TL&DR: Apart from using structured data and having error codes REST API is functionally equivalent to Cisco IOS CLI from 1995
Let’s start with an example
Imagine you’re configuring a complex application environment on a single switch (to make it simple). You might have to configure:
- Several routing domains (VRFs) to enable inline load balancing between them
- A dozen segments (VLANs)
- Subnets on those segments
- Routing with external world
- Microsegmentation (the unicorn previously known as reflexive ACLs)
Any one of those configuration commands could fail. You could fail to check input data and use a word as IP address, or use an impossible prefix length, or hit some configuration limits (like the number of entries in an ACL), or use duplicate names or…
If you bought the switch from the right vendor (Juniper, Arista or Cisco IOS XR) then you’d just shrug, abort the whole thing, have it automagically removed, and retry. On those same boxes you’d also be able to say now I’m done (aka commit) and have all the changes implemented at once.
On a few other boxes you could shrug and rollback to previous state (assuming you were smart enough to save it when you started).
Both options are well known to programmers dealing with transactional databases for the last 40 years… and are completely missing in REST API world (unless the API provider took great pains to implement them).
Now for REST API
Now imagine you’d deploy the same application environment in (almost) any private or public cloud, be it AWS, Azure, GCP, VMware NSX, Cisco ACI… For every object you’d have to configure (VPC, subnet, security group, routing table if you’re deploying on AWS, or tenant, bridge group, EPG, contract… if you’re working with Cisco ACI) you’d execute a REST API call. Any one of those calls might fail. Now what?
Well, you’re on your own. Hopefully you remember what you were doing and what you already created because you’ll have to clean up your own mess and you’ll have absolutely no help from the orchestration system because REST API is not transactional so there’s no rollback.

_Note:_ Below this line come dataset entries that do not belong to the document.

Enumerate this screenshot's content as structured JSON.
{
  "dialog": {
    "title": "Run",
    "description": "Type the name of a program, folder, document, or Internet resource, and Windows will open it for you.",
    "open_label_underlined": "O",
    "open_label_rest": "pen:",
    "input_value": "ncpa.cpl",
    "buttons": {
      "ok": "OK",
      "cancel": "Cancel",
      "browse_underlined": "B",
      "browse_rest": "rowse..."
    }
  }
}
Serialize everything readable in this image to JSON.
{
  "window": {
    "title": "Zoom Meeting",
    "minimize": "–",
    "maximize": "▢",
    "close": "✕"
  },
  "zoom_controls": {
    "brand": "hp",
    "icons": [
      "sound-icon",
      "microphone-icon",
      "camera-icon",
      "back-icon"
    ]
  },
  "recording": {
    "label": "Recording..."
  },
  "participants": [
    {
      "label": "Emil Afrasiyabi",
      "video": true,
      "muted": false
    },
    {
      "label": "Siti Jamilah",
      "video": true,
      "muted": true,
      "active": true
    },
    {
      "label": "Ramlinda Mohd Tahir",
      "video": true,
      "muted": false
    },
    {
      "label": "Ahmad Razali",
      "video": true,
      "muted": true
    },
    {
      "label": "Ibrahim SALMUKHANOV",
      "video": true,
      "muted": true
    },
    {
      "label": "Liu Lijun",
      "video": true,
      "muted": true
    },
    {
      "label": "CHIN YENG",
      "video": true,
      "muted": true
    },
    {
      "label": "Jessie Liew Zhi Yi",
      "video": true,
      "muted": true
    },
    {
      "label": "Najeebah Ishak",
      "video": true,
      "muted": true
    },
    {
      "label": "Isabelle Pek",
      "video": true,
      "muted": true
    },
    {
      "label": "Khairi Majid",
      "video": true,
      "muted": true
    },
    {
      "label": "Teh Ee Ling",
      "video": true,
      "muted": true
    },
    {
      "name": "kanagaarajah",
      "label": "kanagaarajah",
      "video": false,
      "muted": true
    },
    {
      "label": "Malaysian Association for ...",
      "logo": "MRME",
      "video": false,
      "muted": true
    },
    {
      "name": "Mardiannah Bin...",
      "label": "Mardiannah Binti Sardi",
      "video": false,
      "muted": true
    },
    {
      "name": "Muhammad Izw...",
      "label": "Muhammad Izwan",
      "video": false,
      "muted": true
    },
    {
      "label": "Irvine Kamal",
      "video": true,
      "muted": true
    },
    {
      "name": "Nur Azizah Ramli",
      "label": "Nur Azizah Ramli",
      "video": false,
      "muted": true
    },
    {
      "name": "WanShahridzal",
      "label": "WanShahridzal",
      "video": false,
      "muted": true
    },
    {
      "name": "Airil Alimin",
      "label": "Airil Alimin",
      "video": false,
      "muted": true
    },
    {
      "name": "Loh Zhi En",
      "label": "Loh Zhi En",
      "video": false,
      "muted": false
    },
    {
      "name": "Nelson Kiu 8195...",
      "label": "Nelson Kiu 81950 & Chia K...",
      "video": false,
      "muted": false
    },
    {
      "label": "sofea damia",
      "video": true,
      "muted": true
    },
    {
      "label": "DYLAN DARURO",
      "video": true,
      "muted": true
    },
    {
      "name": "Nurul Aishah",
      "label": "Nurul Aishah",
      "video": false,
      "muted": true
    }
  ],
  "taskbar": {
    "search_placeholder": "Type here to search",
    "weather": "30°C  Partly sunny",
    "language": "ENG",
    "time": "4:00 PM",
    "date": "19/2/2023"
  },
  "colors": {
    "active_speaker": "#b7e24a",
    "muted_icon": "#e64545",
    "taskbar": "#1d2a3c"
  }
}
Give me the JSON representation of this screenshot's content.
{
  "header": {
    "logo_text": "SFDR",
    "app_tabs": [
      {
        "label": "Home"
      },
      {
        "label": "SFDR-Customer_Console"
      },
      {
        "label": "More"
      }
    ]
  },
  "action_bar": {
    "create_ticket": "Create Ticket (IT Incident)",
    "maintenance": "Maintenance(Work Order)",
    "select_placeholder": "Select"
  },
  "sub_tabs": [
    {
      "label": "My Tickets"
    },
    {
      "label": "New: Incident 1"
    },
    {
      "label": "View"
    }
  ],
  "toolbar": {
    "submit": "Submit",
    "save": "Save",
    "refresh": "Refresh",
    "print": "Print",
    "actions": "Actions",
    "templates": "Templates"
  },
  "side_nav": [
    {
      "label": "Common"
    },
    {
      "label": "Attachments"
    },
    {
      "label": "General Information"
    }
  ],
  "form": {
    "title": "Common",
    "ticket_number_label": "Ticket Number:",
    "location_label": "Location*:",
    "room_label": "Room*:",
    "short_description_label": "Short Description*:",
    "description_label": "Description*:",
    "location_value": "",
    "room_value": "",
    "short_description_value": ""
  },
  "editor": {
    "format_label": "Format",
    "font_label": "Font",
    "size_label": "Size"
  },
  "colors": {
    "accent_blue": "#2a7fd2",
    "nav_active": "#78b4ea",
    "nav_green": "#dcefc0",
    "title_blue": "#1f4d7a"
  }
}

Long story short: people who claim how bad network device configuration methods are and how they’d be so much better if only the network devices would have REST API (A) might not know what they’re talking about and (B) will get exactly what they ask for. Do we really have to repeat every mistake anyone else ever made?